— Aim of the task —
Your answer must be the full set of entries, repeated exactly.

— Data provided —
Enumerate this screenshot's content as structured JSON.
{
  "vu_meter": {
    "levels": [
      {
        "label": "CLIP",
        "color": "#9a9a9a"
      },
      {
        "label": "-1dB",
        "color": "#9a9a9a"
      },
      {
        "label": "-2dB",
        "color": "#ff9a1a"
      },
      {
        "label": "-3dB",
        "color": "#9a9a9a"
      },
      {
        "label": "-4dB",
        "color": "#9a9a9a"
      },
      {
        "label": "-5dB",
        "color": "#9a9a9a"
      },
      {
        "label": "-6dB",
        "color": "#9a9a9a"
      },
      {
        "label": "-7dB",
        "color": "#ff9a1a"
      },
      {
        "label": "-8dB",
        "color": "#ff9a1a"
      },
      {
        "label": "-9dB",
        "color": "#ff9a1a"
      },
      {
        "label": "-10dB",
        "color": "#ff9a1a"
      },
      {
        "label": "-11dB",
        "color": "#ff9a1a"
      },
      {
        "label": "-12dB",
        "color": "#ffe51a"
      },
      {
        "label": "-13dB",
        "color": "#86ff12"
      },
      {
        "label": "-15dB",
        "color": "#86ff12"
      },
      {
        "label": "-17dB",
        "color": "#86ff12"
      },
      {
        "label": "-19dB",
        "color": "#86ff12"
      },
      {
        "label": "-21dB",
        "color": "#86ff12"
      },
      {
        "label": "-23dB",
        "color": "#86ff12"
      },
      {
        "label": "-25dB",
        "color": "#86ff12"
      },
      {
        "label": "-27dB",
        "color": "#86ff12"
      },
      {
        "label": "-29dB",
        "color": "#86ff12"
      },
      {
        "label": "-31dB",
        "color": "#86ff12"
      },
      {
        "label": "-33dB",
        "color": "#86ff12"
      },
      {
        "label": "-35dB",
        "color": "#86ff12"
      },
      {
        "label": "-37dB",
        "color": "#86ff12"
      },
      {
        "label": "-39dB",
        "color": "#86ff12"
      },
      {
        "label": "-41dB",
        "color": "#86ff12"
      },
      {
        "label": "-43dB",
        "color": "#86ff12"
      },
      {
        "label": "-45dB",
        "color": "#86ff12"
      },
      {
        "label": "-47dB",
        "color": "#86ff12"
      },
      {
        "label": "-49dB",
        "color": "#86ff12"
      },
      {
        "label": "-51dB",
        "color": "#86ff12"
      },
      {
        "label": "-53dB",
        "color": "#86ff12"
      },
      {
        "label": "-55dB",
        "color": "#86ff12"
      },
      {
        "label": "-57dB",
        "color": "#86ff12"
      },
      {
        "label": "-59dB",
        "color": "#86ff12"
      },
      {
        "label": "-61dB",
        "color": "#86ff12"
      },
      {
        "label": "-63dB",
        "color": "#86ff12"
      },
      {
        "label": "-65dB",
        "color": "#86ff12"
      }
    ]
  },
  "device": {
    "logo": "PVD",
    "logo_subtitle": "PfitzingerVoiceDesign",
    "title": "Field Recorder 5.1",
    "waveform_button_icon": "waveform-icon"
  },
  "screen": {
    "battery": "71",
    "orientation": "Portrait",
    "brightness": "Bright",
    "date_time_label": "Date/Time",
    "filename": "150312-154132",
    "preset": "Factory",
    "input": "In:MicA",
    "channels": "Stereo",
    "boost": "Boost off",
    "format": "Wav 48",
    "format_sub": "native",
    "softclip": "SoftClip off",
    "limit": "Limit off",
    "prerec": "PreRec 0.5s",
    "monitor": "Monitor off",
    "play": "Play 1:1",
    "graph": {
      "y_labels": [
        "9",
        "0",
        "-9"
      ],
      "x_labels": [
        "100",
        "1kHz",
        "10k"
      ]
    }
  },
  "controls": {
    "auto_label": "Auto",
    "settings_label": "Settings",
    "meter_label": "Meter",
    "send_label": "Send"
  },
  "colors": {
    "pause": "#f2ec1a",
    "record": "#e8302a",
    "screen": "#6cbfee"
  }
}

— The completed task —
Enumerate this screenshot's content as structured JSON.
{
  "vu_meter": {
    "levels": [
      {
        "label": "CLIP",
        "color": "#9a9a9a"
      },
      {
        "label": "-1dB",
        "color": "#9a9a9a"
      },
      {
        "label": "-2dB",
        "color": "#ff9a1a"
      },
      {
        "label": "-3dB",
        "color": "#9a9a9a"
      },
      {
        "label": "-4dB",
        "color": "#9a9a9a"
      },
      {
        "label": "-5dB",
        "color": "#9a9a9a"
      },
      {
        "label": "-6dB",
        "color": "#9a9a9a"
      },
      {
        "label": "-7dB",
        "color": "#ff9a1a"
      },
      {
        "label": "-8dB",
        "color": "#ff9a1a"
      },
      {
        "label": "-9dB",
        "color": "#ff9a1a"
      },
      {
        "label": "-10dB",
        "color": "#ff9a1a"
      },
      {
        "label": "-11dB",
        "color": "#ff9a1a"
      },
      {
        "label": "-12dB",
        "color": "#ffe51a"
      },
      {
        "label": "-13dB",
        "color": "#86ff12"
      },
      {
        "label": "-15dB",
        "color": "#86ff12"
      },
      {
        "label": "-17dB",
        "color": "#86ff12"
      },
      {
        "label": "-19dB",
        "color": "#86ff12"
      },
      {
        "label": "-21dB",
        "color": "#86ff12"
      },
      {
        "label": "-23dB",
        "color": "#86ff12"
      },
      {
        "label": "-25dB",
        "color": "#86ff12"
      },
      {
        "label": "-27dB",
        "color": "#86ff12"
      },
      {
        "label": "-29dB",
        "color": "#86ff12"
      },
      {
        "label": "-31dB",
        "color": "#86ff12"
      },
      {
        "label": "-33dB",
        "color": "#86ff12"
      },
      {
        "label": "-35dB",
        "color": "#86ff12"
      },
      {
        "label": "-37dB",
        "color": "#86ff12"
      },
      {
        "label": "-39dB",
        "color": "#86ff12"
      },
      {
        "label": "-41dB",
        "color": "#86ff12"
      },
      {
        "label": "-43dB",
        "color": "#86ff12"
      },
      {
        "label": "-45dB",
        "color": "#86ff12"
      },
      {
        "label": "-47dB",
        "color": "#86ff12"
      },
      {
        "label": "-49dB",
        "color": "#86ff12"
      },
      {
        "label": "-51dB",
        "color": "#86ff12"
      },
      {
        "label": "-53dB",
        "color": "#86ff12"
      },
      {
        "label": "-55dB",
        "color": "#86ff12"
      },
      {
        "label": "-57dB",
        "color": "#86ff12"
      },
      {
        "label": "-59dB",
        "color": "#86ff12"
      },
      {
        "label": "-61dB",
        "color": "#86ff12"
      },
      {
        "label": "-63dB",
        "color": "#86ff12"
      },
      {
        "label": "-65dB",
        "color": "#86ff12"
      }
    ]
  },
  "device": {
    "logo": "PVD",
    "logo_subtitle": "PfitzingerVoiceDesign",
    "title": "Field Recorder 5.1",
    "waveform_button_icon": "waveform-icon"
  },
  "screen": {
    "battery": "71",
    "orientation": "Portrait",
    "brightness": "Bright",
    "date_time_label": "Date/Time",
    "filename": "150312-154132",
    "preset": "Factory",
    "input": "In:MicA",
    "channels": "Stereo",
    "boost": "Boost off",
    "format": "Wav 48",
    "format_sub": "native",
    "softclip": "SoftClip off",
    "limit": "Limit off",
    "prerec": "PreRec 0.5s",
    "monitor": "Monitor off",
    "play": "Play 1:1",
    "graph": {
      "y_labels": [
        "9",
        "0",
        "-9"
      ],
      "x_labels": [
        "100",
        "1kHz",
        "10k"
      ]
    }
  },
  "controls": {
    "auto_label": "Auto",
    "settings_label": "Settings",
    "meter_label": "Meter",
    "send_label": "Send"
  },
  "colors": {
    "pause": "#f2ec1a",
    "record": "#e8302a",
    "screen": "#6cbfee"
  }
}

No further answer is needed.